Then compare our corresponding shots at the start of the 1955 Goodwood 9-Hours (above) and that of a much-later BARC Members’ meeting marque sports car race. In the first there’s no spectator-protecting earth bank opposite the pits. Instead the Duke’s famous ferro-concrete post and beam barrier stands there, exposed and proud – and virtually the first of its kind. There are some great drivers in this shot – No.8 Harry Schell in the Scuderia Los Amigos Ferrari 750 Monza, No.34 Stirling Moss in the Porsche 550, and No.14 Lance Macklin in the works HWM-Jaguar.
If we then spool forward to the run-and-jump start marque sports car shot, the tapered ‘protection’ of that grass verge is recorded, still without any barrier of any substantial kind. Standing opposite is the old flat-roofed cafeteria building and it’s noticeable that there were no flower beds at that time softening the appearance of this section of the spectator safety bank – set in front of the old concrete-beam barrier – opposite.
But, during wet-weather practice for the July 1963 Martini Trophy meeting at Silverstone, a promising young driver named Mark Fielden had been sitting in his Lotus 11 in the pits when an Aston Martin DBR1 had aquaplaned in the circuit’s final Woodcote Corner and spun into the pit-lane, killing him and injuring four others. Only 15 days later there, in the GT race which closed the British GP meeting, gifted female driver Christabel Carlisle – herself a considerable Goodwood star – had her works Austin-Healey Sprite spin in the same place, careering into the pit counter where it caught and killed veteran scrutineer, Major Harry Cree. Miss Carlisle escaped physical harm, but would never race again. Silverstone’s pits would be demolished and completely rebuilt, with an elevated pit lane entered via a raised ramp to avoid any repetition of such tragedy.
Spool forward again into the Goodwood Motor Circuit’s final frontline season of 1966 and here’s the pit lane as it was during the final ‘Sunday Mirror’ Trophy Easter Monday Meeting. Trundling down the broken and bumpy pit lane in his Formula 2 Ron Harris-entered Lotus 35 – with its 1-litre Cosworth SCA engine – is none other than Jimmy Clark. In thoughtful mood on the left stands none other than that weekend’s eventual feature race-winner Jack Brabham – so five Drivers’ World Championship titles (and two Formula 1 Constructors’ titles) between them.
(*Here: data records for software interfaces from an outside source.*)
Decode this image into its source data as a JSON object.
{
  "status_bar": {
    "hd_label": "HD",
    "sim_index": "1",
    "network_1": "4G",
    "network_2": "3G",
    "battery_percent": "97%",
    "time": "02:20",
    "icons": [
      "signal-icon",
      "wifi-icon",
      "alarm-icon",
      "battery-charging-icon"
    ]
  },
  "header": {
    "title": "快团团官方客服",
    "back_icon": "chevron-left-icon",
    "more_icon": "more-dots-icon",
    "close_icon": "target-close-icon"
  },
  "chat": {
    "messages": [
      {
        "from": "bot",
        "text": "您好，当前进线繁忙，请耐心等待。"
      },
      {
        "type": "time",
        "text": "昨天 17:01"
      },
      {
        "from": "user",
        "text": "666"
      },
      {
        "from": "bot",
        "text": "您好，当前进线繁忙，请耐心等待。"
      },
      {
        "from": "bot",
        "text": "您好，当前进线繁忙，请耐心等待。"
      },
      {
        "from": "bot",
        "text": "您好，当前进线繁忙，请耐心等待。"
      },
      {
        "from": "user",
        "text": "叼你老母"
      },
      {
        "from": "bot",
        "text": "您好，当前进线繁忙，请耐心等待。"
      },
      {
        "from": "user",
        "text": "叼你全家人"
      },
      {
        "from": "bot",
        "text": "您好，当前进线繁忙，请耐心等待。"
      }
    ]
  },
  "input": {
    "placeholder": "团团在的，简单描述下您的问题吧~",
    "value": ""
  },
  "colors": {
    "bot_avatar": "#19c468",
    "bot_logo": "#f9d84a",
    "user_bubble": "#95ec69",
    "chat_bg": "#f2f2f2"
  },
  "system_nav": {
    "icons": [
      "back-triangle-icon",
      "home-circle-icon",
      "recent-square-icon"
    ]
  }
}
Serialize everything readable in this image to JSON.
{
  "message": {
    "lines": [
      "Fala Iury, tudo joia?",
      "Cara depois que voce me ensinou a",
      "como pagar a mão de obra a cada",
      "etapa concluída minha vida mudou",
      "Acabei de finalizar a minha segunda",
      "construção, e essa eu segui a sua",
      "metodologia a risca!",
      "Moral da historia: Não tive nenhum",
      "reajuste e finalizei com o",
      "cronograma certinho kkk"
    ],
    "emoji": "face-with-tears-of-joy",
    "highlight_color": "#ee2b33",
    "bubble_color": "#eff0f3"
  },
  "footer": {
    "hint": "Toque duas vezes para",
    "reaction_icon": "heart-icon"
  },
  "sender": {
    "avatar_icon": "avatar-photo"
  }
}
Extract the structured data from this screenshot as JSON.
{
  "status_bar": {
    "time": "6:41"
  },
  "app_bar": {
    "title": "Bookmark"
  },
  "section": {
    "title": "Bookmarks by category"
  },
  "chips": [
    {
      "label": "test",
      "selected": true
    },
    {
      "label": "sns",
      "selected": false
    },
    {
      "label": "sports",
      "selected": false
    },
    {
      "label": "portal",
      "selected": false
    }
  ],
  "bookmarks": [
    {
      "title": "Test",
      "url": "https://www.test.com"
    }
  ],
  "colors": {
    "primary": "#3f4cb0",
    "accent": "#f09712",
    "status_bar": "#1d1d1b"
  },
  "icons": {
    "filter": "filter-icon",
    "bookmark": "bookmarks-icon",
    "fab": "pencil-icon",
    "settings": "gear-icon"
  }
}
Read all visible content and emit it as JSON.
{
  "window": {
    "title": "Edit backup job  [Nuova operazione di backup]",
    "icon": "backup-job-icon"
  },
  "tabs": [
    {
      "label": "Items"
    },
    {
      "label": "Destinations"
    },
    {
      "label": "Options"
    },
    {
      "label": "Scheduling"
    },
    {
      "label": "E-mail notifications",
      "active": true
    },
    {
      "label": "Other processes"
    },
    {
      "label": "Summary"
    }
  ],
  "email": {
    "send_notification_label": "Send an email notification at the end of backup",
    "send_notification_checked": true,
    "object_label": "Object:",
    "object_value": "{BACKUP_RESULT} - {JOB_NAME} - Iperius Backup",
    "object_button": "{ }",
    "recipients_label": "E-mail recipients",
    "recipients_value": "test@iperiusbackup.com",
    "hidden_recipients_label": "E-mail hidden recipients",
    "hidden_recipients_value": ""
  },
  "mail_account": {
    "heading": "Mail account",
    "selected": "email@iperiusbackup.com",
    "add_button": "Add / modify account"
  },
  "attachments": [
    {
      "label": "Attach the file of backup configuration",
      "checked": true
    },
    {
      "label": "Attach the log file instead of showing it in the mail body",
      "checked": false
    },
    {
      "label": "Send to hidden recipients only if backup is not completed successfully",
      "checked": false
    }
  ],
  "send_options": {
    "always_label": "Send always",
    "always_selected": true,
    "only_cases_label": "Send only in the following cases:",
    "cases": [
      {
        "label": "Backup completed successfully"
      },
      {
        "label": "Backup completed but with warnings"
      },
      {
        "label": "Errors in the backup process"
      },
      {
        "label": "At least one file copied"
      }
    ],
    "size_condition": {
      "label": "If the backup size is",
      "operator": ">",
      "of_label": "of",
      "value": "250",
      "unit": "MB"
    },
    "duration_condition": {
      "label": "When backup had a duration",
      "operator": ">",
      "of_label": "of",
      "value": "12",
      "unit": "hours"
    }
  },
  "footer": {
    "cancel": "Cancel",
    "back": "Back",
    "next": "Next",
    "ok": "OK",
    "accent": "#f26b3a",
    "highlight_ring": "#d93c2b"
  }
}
And, glory be, what’s that sprouting from the grass verge to the right? A protective pit-lane barrier, no less. Progress you see – it takes time, and encouragement…
Photography courtesy of The GP Library